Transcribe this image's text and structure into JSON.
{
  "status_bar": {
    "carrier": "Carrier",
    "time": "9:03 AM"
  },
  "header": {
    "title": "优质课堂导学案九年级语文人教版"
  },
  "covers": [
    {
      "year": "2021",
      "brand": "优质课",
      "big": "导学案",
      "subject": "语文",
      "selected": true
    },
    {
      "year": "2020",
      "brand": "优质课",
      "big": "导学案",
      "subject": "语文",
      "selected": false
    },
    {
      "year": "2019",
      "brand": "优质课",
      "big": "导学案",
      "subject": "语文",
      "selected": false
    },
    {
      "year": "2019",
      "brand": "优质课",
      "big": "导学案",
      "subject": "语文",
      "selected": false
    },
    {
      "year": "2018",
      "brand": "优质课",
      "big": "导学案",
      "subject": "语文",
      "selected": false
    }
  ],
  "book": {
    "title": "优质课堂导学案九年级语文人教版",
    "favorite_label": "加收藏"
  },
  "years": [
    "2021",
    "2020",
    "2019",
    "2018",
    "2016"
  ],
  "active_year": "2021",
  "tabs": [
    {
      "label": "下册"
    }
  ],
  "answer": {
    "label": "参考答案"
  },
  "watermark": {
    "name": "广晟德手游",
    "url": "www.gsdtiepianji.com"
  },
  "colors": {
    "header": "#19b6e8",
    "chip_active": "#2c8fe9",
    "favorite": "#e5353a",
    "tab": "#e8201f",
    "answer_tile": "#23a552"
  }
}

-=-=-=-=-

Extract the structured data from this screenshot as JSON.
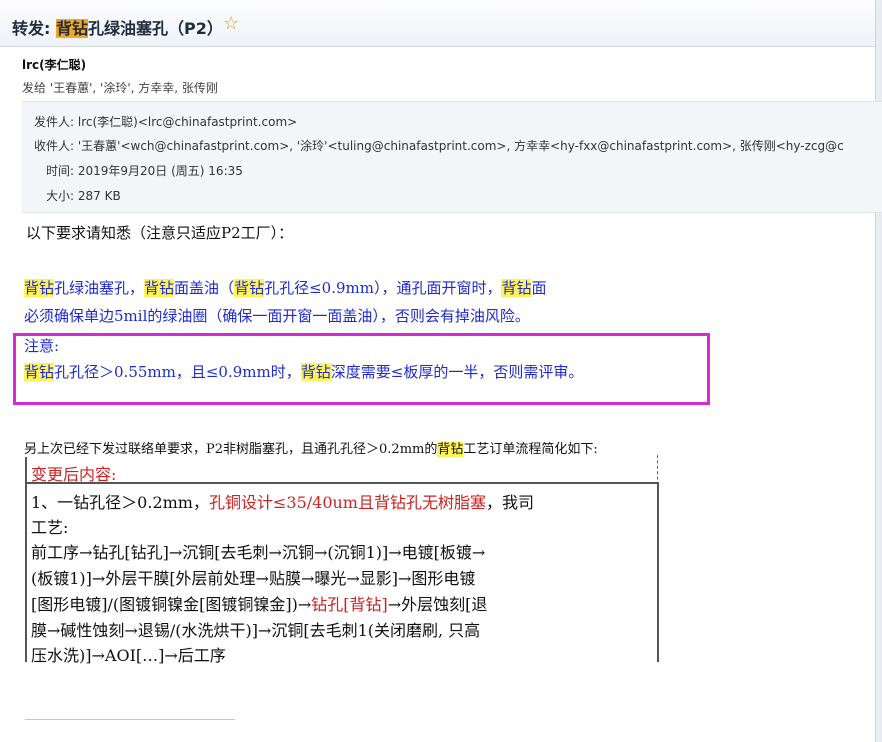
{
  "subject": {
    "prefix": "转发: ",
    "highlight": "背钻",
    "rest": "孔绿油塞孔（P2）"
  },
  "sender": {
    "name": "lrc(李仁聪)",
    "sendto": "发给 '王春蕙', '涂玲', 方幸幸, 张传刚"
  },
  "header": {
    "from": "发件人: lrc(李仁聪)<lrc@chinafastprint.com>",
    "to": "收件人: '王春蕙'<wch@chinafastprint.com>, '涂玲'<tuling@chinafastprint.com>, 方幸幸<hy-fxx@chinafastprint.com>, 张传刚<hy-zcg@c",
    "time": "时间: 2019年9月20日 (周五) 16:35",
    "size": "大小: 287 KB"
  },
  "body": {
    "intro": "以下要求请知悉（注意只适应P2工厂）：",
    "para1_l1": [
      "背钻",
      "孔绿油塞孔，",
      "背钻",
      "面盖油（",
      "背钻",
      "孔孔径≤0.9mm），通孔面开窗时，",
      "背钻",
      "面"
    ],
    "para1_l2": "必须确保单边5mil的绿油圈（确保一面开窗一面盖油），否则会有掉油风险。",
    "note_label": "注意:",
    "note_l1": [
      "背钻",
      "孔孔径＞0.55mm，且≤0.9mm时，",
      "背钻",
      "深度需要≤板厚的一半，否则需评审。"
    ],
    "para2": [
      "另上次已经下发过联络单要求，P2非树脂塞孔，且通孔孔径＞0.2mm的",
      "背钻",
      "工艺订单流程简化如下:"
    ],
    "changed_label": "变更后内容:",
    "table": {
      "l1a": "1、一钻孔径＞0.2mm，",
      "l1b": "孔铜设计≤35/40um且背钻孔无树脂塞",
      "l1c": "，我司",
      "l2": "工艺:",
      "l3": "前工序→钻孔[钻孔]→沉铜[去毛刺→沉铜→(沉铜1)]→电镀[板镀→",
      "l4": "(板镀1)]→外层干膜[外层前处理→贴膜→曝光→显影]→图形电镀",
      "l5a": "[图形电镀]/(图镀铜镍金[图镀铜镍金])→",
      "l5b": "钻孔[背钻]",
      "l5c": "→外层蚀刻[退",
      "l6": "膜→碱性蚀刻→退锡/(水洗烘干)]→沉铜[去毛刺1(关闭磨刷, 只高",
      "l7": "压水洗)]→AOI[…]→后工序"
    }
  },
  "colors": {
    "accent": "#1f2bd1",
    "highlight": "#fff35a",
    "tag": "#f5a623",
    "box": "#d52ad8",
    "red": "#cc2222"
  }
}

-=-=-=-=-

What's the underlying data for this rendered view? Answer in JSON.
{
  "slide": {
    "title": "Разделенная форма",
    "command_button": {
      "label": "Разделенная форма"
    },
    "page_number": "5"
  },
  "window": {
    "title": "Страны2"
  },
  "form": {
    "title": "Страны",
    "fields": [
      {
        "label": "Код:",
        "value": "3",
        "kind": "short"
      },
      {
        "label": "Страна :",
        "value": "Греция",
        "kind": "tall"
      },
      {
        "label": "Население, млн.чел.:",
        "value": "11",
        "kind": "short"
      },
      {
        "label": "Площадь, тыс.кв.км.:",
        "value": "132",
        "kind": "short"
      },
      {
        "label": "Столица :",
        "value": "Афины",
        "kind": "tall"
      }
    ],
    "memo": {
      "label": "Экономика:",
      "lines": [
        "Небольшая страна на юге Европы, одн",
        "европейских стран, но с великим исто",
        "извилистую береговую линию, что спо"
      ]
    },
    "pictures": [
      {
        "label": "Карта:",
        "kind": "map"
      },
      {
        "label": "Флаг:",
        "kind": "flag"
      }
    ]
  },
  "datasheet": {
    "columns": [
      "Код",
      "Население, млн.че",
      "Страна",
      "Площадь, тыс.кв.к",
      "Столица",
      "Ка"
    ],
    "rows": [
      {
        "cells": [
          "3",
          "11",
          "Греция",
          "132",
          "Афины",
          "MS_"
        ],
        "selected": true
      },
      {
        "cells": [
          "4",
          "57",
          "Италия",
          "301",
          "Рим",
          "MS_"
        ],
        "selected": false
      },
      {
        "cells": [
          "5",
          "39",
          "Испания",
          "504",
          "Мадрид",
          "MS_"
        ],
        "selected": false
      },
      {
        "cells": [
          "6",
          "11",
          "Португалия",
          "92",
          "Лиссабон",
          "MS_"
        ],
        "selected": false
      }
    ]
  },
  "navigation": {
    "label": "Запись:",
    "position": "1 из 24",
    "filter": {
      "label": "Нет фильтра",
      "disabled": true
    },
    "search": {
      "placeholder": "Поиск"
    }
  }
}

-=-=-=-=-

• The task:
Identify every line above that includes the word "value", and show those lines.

• Answer area:
        "value": "3",
        "value": "Греция",
        "value": "11",
        "value": "132",
        "value": "Афины",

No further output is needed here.